Panetta: So in April suddenly Oklahoma City happens and, a little like September 11th, the country starts thinking, Wait a minute, terrorism is real and this can attack and kill our own people. And as you may recall, there was a whole sense at that time that the people involved with Oklahoma City were Middle East terrorists. That’s what we were looking for on airplanes. The FBI had gone to the airports. As a matter of fact, I think they may have arrested somebody at an airport, thinking it was somebody from the Middle East.
And to his credit, in the statement the President made about what had happened in Oklahoma he also made the point that we have to be very careful about not jumping to conclusions. He just seemed to be able to rise above it and do what Presidents are supposed to do in those situations.
And he did it very well.
We put a task force together in the White House and we charged the task force to track it through, and ultimately we tracked it to these guys and arrested them. It was done pretty fast. But the President throughout that period was very reassuring to the public, and I think it began to turn things around. The President began to reassert the position of the Presidency at a time of crisis, and he did it very well. He did it in a way that I think the public responded to.
Even though it wasn’t a foreign terrorist attack, it showed just how vulnerable everybody was. If a Timothy McVeigh can do that once, what could terrorists do around the country?
Deputy national security advisor
One of the things I don’t think Clinton has ever gotten full credit for—even though it has been written about extensively—is how much he did on the anti-terrorism front and how much he really did prevent and tee it up. You can drive yourself crazy thinking about whether you could have prevented 9/11. But clearly Clinton understood the terrorism threat and did a lot about it. He tried to set up a system that would prevent future attacks. It escalated a little bit with the Oklahoma City bombing and Timothy McVeigh. Even though it wasn’t a foreign terrorist attack, it showed just how vulnerable everybody was. If a Timothy McVeigh can do that once, what could terrorists do around the country if they wanted to?
Q: Where were you when that news came across? What was your initial reaction?
Soderberg: I was in the White House, in my office. In the Situation Room, they bring up papers. One dot means, “Read it now.” Two dots mean, “You really have to read it now.” There really are two little red dots on it; it’s goofy. I can’t remember if it was a one or two red-dot one. Initially we thought it was foreign terrorists. But it became pretty clear pretty quickly that it wasn’t. Then there was the whole manhunt to get them. It was a big deal.

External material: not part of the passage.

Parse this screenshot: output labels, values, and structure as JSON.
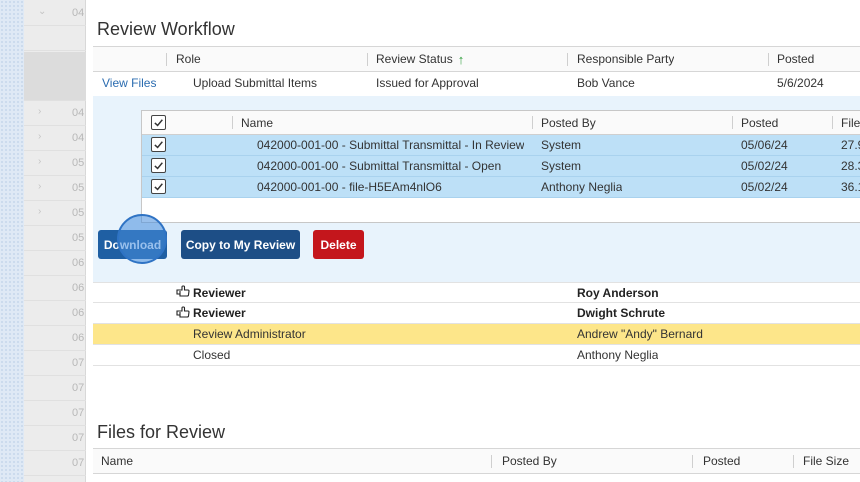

I went with Clinton to the speech in Oklahoma City, and it was really moving. I’d gone to high school in Oklahoma, so I wanted to go….. It was just a sea of families. The Governor or somebody had given them all teddy bears. There were all these sobbing families clutching teddy bears….

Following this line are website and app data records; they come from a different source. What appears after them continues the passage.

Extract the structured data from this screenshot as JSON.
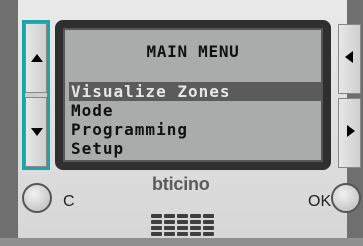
{
  "screen": {
    "title": "MAIN MENU",
    "items": [
      {
        "label": "Visualize Zones",
        "selected": true
      },
      {
        "label": "Mode",
        "selected": false
      },
      {
        "label": "Programming",
        "selected": false
      },
      {
        "label": "Setup",
        "selected": false
      }
    ]
  },
  "buttons": {
    "c_label": "C",
    "ok_label": "OK"
  },
  "brand": "bticino",
  "colors": {
    "nav_highlight": "#1aa6a8",
    "lcd_bg": "#a9acab",
    "selection_bg": "#5b5b5b"
  }
}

Q: Is he scripted at those moments? Or are we seeing a more spontaneous speech from him?
Soderberg: His speech was scripted, but very him. He would have spent some time on it. He would rewrite a lot of the big speeches himself. I think it’s very difficult to be a speechwriter for Clinton, because he rewrites so much at the last minute. It was very him. Then he did a lot of unscripted meetings with the families.
Q: Were you with him during those meetings?

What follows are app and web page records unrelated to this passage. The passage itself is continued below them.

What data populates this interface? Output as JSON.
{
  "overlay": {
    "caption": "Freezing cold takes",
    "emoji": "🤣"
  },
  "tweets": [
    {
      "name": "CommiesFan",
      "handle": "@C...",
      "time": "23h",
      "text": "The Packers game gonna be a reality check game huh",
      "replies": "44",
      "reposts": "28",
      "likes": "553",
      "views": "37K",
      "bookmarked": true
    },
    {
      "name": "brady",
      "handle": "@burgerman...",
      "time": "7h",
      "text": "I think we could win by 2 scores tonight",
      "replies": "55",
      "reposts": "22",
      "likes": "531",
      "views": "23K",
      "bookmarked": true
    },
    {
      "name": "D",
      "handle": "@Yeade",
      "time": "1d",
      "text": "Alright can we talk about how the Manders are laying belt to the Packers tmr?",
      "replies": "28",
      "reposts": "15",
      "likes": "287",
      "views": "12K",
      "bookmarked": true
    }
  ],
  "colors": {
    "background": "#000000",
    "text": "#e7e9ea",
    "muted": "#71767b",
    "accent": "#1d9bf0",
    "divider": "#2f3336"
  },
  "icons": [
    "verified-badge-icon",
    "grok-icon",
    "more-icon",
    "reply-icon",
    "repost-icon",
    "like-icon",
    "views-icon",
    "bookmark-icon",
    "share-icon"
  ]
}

Soderberg: It was more milling with the crowd, so I was just watching. I wasn’t that close, but I could see and hear what he was doing.
Q: Do you recall any conversations with him around this time, maybe on the trip back:“Nancy, you have foreign policy; is this something we have to be paying attention to globally?”
Soderberg: He wasn’t asking that question. He was saying, “This is a big deal, we have to get on it.” He got it right away. He knew the terrorism threat was a major headache for everybody and we had to get on it. And it wasn’t, “What do you think?” It was, “This is the future; we have to get on top of it.” He always got it, and he always understood.